This is why some HOAs prepare their balance sheets quarterly. Some may even prepare theirs monthly to get a more accurate read on the HOA’s finances. It’s also best to review the governing documents. If they require more frequent reporting, then the board must do so. 

Apart from this, state law may also have requirements involving financial reporting and financial transparency. Many states only require annual preparation. For example, HOAs are required to prepare financial statements, including balance sheets, once every fiscal year in California. However, the HOA must comply if your state law requires more frequent balance sheet preparation. 

HOA Balance Sheet Example

Without an accountant or professional management company, it may be difficult for the HOA treasurer to draft a balance sheet. After all, these professionals not only have HOA financial statements example templates but can also do the entire accounting for you. 

To get you started, here is a simple sample balance sheet you can use in your homeowners association:


Current Assets:

  • Cash: _______________
  • Accounts Receivable: _______________
  • Prepaid Expenses: _______________
  • Total Current Assets: _______________

Non-Current Assets:

  • Property, Plant, and Equipment: _______________
  • Long-term Investments: _______________
  • Total Non-Current Assets: _______________

TOTAL ASSETS: _______________


Current Assets:

  • Accounts Payable: _______________
  • Accrued Expenses: _______________
  • Short-Term Loans: _______________
  • Total Current Liabilities: _______________

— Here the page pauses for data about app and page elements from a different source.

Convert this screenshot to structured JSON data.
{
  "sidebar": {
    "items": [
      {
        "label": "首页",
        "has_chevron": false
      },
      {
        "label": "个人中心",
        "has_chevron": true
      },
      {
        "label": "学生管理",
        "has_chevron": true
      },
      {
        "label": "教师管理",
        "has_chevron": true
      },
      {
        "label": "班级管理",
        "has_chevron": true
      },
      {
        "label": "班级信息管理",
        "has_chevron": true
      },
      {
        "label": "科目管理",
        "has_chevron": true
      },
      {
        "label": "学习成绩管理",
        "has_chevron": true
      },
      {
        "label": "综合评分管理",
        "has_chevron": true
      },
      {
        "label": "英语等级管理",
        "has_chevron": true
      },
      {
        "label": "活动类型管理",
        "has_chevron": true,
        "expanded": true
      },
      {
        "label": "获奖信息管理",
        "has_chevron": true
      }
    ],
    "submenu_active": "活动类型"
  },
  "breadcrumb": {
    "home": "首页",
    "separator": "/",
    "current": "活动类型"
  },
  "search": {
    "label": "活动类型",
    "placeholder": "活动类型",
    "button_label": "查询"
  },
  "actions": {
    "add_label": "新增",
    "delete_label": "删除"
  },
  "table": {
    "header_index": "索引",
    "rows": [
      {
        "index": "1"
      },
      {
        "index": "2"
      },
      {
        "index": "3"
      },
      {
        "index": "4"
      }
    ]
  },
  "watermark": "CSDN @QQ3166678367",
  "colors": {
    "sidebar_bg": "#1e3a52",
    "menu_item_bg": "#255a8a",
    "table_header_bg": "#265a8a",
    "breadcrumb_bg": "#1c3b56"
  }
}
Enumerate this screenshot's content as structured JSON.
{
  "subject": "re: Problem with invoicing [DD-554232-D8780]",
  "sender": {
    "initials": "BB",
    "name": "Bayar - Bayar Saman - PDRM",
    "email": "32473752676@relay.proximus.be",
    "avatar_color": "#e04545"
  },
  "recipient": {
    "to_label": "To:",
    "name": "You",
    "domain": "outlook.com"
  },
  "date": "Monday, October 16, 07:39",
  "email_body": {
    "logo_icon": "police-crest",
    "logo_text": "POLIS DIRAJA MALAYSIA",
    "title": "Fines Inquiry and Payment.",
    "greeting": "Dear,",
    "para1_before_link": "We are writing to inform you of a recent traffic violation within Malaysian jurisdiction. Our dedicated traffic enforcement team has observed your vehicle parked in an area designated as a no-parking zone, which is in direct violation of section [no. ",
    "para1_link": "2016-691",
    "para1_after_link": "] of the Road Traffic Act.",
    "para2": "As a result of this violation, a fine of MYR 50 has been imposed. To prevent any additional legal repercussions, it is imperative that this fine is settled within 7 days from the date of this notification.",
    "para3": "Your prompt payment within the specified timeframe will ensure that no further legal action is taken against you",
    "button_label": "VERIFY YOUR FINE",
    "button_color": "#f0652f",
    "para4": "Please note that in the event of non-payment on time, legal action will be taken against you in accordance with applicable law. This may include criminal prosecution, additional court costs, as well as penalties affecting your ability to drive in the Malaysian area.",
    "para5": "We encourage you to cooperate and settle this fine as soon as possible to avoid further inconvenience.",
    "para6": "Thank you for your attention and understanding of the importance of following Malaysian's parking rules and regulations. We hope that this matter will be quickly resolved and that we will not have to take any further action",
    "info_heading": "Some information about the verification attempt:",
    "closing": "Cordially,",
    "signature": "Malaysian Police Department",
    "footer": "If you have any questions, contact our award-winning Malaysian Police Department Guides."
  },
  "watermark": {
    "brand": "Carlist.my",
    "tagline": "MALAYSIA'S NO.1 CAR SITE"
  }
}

Non-Current Liabilities:

  • Bonds Payable: _______________
  • Mortgage Loans: _______________
  • Total Non-Current Liabilities: _______________

Total Liabilities: _______________


  • Opening Balance: _______________
  • Contributions: _______________
  • Net Profit/Loss for the Period: _______________

Total Equity: _______________


Preparing the Balance Sheet the Right Way

Every homeowners association needs to prepare the HOA balance sheet. This lets the board and community members understand how the HOA is doing financially. It allows them to adjust their monthly assessments and see what costs they can cut to stay financially healthy.

Are you in need of professional assistance when it comes to accounting? Landmark Community Management offers industry-leading financial management services to HOAs. Call us today at 512-569-5527 or contact us online to request a proposal!